“I applied for funding from the City of Suffolk, which was generously granted, and I also applied for a grant from the Obici Healthcare Foundation to fund our project. The OHF granted us over $540,000 over the next three years,” she detailed.“On the first and third Wednesday of each month, our docket team will meet to discuss participants’ progress and then meet with the participants in open court to discuss how things are going. The docket team includes a clinician, case manager, community supervision officer, docket judge, and an attorney from the Commonwealth Attorney’s office and one from the Public Defender’s Office.”

Culpepper went to explain how in the criminal justice system, individuals suffering from mental health issues are charged with crimes stemming from their diagnoses.

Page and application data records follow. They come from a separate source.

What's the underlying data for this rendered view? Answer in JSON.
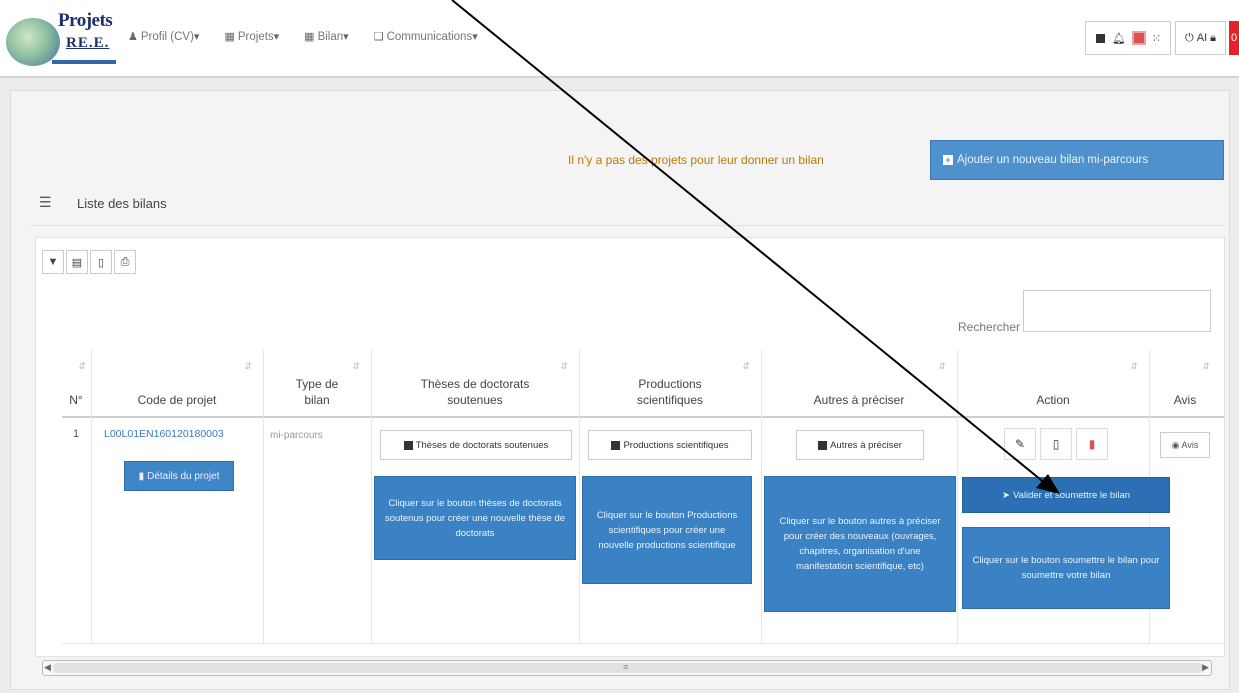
{
  "navbar": {
    "logo_line1": "Projets",
    "logo_line2": "RE.E.",
    "menu": [
      {
        "icon": "user-icon",
        "glyph": "♟",
        "label": "Profil (CV)"
      },
      {
        "icon": "grid-icon",
        "glyph": "▦",
        "label": "Projets"
      },
      {
        "icon": "grid-icon",
        "glyph": "▦",
        "label": "Bilan"
      },
      {
        "icon": "chat-icon",
        "glyph": "❑",
        "label": "Communications"
      }
    ],
    "user_initials": "AI",
    "notif_count": "0"
  },
  "notice": "Il n'y a pas des projets pour leur donner un bilan",
  "add_button": "Ajouter un nouveau bilan mi-parcours",
  "list_title": "Liste des bilans",
  "search_label": "Rechercher :",
  "table": {
    "headers": {
      "num": "N°",
      "code": "Code de projet",
      "type": "Type de bilan",
      "theses": "Thèses de doctorats soutenues",
      "productions": "Productions scientifiques",
      "autres": "Autres à préciser",
      "action": "Action",
      "avis": "Avis"
    },
    "row": {
      "num": "1",
      "code": "L00L01EN160120180003",
      "details_button": "Détails du projet",
      "type": "mi-parcours",
      "theses_button": "Thèses de doctorats soutenues",
      "theses_help": "Cliquer sur le bouton thèses de doctorats soutenus pour créer une nouvelle thèse de doctorats",
      "productions_button": "Productions scientifiques",
      "productions_help": "Cliquer sur le bouton Productions scientifiques pour créer une nouvelle productions scientifique",
      "autres_button": "Autres à préciser",
      "autres_help": "Cliquer sur le bouton autres à préciser pour créer des nouveaux (ouvrages, chapitres, organisation d'une manifestation scientifique, etc)",
      "valider_button": "Valider et soumettre le bilan",
      "valider_help": "Cliquer sur le bouton soumettre le bilan pour soumettre votre bilan",
      "avis_button": "Avis"
    }
  }
}
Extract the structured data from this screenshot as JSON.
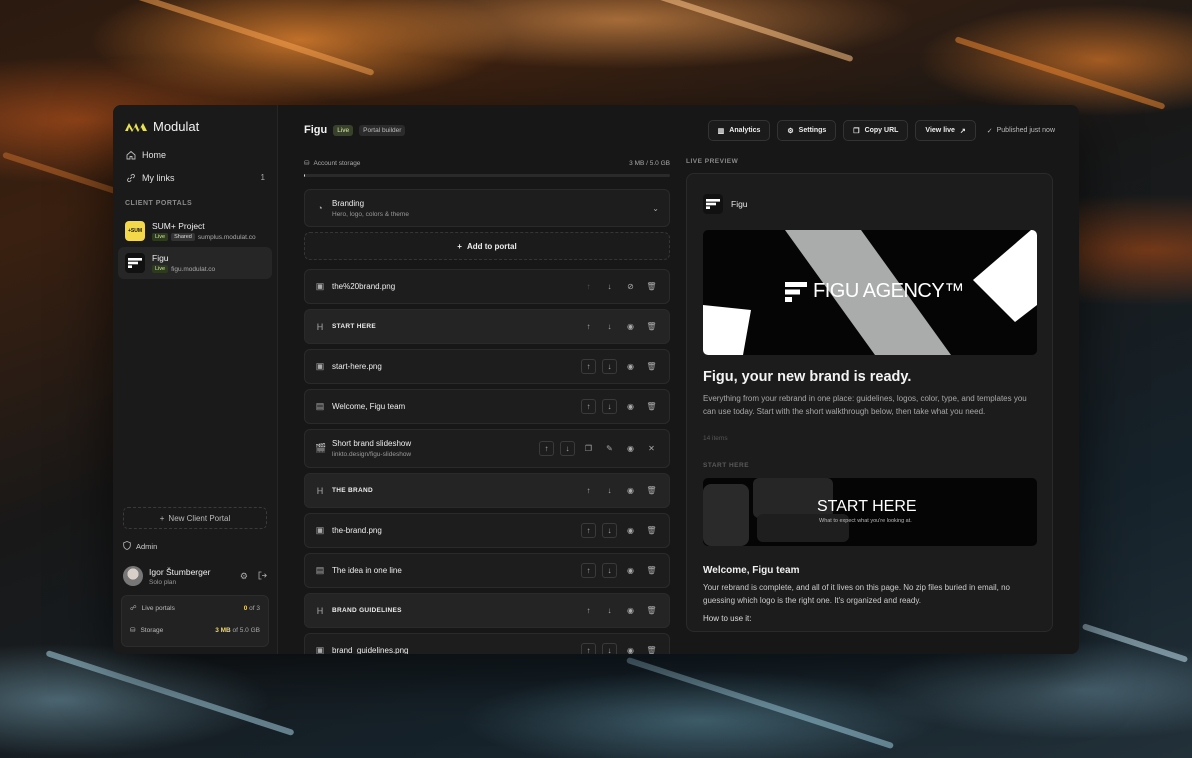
{
  "sidebar": {
    "brand": "Modulat",
    "nav": [
      {
        "label": "Home",
        "icon": "home-icon"
      },
      {
        "label": "My links",
        "icon": "link-icon",
        "count": "1"
      }
    ],
    "section_label": "CLIENT PORTALS",
    "portals": [
      {
        "name": "SUM+ Project",
        "logo_text": "+SUM",
        "tags": [
          "Live",
          "Shared"
        ],
        "domain": "sumplus.modulat.co"
      },
      {
        "name": "Figu",
        "tags": [
          "Live"
        ],
        "domain": "figu.modulat.co"
      }
    ],
    "new_portal": "New Client Portal",
    "admin": "Admin",
    "user": {
      "name": "Igor Štumberger",
      "plan": "Solo plan"
    },
    "stats": [
      {
        "label": "Live portals",
        "value_strong": "0",
        "value_rest": " of 3"
      },
      {
        "label": "Storage",
        "value_strong": "3 MB",
        "value_rest": " of 5.0 GB"
      }
    ]
  },
  "header": {
    "title": "Figu",
    "live_badge": "Live",
    "builder_badge": "Portal builder",
    "buttons": {
      "analytics": "Analytics",
      "settings": "Settings",
      "copy_url": "Copy URL",
      "view_live": "View live"
    },
    "published": "Published just now"
  },
  "storage": {
    "label": "Account storage",
    "value": "3 MB / 5.0 GB",
    "fraction": 0.0006
  },
  "branding": {
    "title": "Branding",
    "subtitle": "Hero, logo, colors & theme"
  },
  "add_label": "Add to portal",
  "items": {
    "i1": {
      "label": "the%20brand.png"
    },
    "i2": {
      "label": "START HERE"
    },
    "i3": {
      "label": "start-here.png"
    },
    "i4": {
      "label": "Welcome, Figu team"
    },
    "i5": {
      "label": "Short brand slideshow",
      "sub": "linkto.design/figu-slideshow"
    },
    "i6": {
      "label": "THE BRAND"
    },
    "i7": {
      "label": "the-brand.png"
    },
    "i8": {
      "label": "The idea in one line"
    },
    "i9": {
      "label": "BRAND GUIDELINES"
    },
    "i10": {
      "label": "brand_guidelines.png"
    }
  },
  "preview": {
    "label": "LIVE PREVIEW",
    "name": "Figu",
    "hero_text": "FIGU AGENCY™",
    "headline": "Figu, your new brand is ready.",
    "intro": "Everything from your rebrand in one place: guidelines, logos, color, type, and templates you can use today. Start with the short walkthrough below, then take what you need.",
    "count": "14 items",
    "section": "START HERE",
    "start_title": "START HERE",
    "start_sub": "What to expect what you're looking at.",
    "welcome_title": "Welcome, Figu team",
    "welcome_text": "Your rebrand is complete, and all of it lives on this page. No zip files buried in email, no guessing which logo is the right one. It's organized and ready.",
    "howto": "How to use it:"
  },
  "colors": {
    "accent": "#f0d468",
    "sum_logo": "#f3d84a",
    "live_badge": "#38422a"
  }
}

“The classic example is someone who believes they own a local convenience store, so they enter the store and take a drink from the cooler. They’re not violent or dangerous, and those delusional beliefs are behind the ‘criminal activity,’” she said. “Until now the only option a judge has in many cases is a conviction and jail time, even if that time is often suspended. There aren’t treatment options and it creates a revolving door. Someone may spend 60 days in jail, unable to make bond, and once they are released they still don’t have access to medication management, counseling or other support services.”

Culpepper noted how more and more cases land in court when the real issue is mental health. She said the program will help those with mental health conditions who have been charged with low-level crimes.

“The docket includes wraparound services, which are provided for up to 12 months to participants. This can be case management, medication management, therapy and counseling, life skills classes, etc,” Culpepper said. “Participation is voluntary and the idea is to ensure people don’t slip through gaps in the system. Participants will have to complete a number of phases to graduate the program, and each phase has specific progress markers involved. Once they graduate, participants will have a solid network of care and the tools to help manage their own mental health needs and (hopefully) not circle back into the court system.”

Finally, Culpepper explained how specialty dockets such as this are science-led and evidence-based programs and provide help to the Suffolk community.

“They are heavily studied and we know that they work: reducing recidivism, reducing the rate of substance use, increasing the mental health and stability of participants,” she said. “It’s a program the entire community benefits from. Our neighborhoods are safer but more importantly, our neighbors and loved ones are able to access care and live healthy, stable lives.”

Mental health affects everyone, Culpepper said, adding if not in someone’s own immediate family, they have all had neighbors, friends or loved ones dealing with mental health struggles. 

“Specialty dockets help remove the stigma of asking for help, they also reduce recidivism and show the community at large that these illnesses are manageable and people can safely remain in the community with proper care and support,” she said.